The task |
Read the data below line by line and copy each one with "Users" in it.

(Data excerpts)
'''

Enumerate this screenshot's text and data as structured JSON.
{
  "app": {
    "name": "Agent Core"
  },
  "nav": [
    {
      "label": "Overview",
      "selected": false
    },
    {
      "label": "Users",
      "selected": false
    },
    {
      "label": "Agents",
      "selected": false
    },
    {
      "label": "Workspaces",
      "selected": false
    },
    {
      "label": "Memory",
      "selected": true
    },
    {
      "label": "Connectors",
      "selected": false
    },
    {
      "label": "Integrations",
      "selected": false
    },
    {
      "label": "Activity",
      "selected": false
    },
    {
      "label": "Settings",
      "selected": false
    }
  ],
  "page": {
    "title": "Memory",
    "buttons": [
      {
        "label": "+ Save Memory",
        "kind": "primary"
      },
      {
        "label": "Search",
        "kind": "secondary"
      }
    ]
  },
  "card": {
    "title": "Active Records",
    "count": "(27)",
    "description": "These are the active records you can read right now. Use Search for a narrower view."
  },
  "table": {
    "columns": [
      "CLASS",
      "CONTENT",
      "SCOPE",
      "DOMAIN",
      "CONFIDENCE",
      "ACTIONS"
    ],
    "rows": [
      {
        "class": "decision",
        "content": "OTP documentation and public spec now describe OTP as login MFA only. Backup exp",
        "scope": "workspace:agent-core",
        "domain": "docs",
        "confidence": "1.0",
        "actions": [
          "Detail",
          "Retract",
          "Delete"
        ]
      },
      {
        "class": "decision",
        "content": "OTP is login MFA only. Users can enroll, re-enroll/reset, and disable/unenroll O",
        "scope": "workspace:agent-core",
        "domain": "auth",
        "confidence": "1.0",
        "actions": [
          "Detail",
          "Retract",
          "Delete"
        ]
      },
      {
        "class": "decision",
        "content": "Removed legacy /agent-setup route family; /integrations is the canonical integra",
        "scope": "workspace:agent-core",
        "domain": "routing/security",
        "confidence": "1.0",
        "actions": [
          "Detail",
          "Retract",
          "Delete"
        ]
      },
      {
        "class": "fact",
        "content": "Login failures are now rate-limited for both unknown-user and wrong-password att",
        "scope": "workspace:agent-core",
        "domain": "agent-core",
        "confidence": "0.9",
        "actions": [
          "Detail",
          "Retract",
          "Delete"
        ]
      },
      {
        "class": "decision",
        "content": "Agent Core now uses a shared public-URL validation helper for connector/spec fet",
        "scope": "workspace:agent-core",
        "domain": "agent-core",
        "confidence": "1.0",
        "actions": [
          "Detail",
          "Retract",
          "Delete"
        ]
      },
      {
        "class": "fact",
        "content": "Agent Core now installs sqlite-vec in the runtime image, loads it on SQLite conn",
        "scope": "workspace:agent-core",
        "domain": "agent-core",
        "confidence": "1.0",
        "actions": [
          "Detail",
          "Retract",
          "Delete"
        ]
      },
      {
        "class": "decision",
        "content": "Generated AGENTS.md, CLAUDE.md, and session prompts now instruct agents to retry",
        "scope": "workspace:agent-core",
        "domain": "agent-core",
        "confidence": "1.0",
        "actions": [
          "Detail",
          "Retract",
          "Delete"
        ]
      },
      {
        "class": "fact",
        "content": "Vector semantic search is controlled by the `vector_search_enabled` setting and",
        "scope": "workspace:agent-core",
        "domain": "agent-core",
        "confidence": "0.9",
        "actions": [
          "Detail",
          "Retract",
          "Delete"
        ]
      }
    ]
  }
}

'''

The answer |
      "label": "Users",
        "content": "OTP is login MFA only. Users can enroll, re-enroll/reset, and disable/unenroll O",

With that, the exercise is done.